(ASSIGNMENT) In the entries below, find each line where the word "this" appears and give only the total count of such lines.

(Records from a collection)
====

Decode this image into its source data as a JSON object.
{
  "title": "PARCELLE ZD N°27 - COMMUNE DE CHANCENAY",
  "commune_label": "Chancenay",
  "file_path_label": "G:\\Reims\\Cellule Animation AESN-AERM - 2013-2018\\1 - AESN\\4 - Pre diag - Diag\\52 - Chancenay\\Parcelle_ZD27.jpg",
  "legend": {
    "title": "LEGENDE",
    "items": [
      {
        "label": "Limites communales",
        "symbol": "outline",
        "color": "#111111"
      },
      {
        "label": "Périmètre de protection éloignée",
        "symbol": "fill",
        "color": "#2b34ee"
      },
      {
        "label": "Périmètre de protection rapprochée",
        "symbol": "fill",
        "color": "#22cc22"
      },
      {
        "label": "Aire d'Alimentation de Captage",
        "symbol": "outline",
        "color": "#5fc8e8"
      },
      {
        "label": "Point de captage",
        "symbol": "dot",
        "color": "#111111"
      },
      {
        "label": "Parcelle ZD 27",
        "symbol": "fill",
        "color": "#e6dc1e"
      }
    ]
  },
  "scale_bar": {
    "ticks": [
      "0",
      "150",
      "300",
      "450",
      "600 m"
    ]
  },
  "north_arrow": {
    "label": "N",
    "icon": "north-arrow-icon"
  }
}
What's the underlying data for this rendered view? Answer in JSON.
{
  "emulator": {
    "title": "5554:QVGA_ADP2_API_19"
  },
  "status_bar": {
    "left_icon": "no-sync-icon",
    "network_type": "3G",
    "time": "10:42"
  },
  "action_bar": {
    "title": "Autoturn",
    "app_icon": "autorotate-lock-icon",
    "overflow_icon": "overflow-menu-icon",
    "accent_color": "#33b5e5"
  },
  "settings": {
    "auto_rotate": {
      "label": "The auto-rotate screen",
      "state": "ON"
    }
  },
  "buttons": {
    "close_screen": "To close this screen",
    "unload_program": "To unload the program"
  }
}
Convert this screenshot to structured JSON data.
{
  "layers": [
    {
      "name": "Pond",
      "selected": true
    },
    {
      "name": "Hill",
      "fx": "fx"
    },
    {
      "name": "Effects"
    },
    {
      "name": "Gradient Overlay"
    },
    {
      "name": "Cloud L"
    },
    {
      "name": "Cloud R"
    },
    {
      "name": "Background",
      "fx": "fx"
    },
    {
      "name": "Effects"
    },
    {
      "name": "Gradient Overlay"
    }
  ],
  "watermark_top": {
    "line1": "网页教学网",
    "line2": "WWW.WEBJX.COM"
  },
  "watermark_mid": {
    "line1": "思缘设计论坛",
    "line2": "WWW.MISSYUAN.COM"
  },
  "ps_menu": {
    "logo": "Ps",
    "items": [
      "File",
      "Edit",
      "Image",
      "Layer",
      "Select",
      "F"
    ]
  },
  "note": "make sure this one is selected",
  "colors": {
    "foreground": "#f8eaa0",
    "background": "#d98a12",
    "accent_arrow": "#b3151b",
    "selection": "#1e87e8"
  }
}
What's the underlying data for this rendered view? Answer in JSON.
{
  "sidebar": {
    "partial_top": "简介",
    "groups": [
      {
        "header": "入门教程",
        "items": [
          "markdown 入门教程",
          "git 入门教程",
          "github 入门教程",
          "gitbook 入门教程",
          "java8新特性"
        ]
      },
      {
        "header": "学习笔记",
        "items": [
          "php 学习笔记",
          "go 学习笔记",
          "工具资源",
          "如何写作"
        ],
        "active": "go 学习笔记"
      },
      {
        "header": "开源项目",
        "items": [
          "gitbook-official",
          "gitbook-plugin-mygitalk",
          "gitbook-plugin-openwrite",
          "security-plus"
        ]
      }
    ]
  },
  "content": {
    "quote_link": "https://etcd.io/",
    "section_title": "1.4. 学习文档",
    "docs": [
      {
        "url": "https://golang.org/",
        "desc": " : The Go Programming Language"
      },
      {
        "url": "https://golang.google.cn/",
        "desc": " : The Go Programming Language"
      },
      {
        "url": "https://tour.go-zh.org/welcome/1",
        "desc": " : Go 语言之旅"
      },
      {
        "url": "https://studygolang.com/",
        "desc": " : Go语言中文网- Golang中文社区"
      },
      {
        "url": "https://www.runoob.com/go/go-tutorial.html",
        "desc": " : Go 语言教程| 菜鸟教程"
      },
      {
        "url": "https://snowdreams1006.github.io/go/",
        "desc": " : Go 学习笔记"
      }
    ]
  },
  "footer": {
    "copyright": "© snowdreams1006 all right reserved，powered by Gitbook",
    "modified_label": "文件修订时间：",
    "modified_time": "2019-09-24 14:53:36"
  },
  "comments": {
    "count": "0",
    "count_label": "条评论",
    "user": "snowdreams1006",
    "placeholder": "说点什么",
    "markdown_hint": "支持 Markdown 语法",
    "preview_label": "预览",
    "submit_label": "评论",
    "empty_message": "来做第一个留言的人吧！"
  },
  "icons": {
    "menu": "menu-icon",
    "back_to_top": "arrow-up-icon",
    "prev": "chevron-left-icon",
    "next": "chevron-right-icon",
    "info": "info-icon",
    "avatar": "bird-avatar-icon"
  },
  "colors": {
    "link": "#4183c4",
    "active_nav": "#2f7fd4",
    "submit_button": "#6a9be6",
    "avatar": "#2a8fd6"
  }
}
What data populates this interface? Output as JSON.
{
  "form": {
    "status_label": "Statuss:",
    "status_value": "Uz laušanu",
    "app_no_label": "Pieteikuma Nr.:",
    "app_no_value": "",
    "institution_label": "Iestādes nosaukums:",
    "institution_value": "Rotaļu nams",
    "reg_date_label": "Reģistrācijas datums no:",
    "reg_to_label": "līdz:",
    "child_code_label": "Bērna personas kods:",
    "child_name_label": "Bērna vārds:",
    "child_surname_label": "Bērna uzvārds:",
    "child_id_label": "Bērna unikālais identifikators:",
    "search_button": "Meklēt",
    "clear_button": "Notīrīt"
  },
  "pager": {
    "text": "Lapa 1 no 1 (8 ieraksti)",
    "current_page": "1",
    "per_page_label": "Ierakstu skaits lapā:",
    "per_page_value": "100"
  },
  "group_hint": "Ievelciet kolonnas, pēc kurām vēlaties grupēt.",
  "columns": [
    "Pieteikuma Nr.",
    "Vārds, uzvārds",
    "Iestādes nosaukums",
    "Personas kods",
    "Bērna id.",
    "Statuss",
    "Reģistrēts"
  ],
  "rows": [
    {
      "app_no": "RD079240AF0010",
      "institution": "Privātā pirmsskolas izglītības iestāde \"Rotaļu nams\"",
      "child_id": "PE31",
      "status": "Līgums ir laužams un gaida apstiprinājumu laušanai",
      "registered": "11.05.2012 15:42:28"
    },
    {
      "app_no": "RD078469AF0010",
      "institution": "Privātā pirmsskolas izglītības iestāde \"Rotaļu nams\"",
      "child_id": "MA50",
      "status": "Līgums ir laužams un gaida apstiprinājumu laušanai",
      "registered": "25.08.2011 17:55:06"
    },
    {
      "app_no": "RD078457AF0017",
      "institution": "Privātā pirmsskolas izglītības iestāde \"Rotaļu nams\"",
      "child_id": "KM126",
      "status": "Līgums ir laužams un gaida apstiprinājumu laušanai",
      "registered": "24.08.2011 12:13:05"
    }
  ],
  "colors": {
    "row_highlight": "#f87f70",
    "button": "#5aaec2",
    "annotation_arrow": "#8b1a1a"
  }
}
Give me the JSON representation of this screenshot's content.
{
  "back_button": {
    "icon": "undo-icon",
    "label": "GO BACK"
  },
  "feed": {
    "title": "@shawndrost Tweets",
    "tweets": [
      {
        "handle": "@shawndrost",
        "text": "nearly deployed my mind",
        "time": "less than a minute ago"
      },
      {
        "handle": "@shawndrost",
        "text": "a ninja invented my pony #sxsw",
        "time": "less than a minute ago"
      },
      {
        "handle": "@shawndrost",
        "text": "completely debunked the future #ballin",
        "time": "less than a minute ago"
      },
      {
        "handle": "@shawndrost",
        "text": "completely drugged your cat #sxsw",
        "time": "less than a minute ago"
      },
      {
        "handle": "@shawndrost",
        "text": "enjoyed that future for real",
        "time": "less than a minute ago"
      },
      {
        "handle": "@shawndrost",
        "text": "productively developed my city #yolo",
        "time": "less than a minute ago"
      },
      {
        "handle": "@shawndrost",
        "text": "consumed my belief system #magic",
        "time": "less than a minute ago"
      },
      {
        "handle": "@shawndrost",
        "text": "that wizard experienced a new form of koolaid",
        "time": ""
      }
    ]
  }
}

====

(RESULT OF THE EXERCISE) 8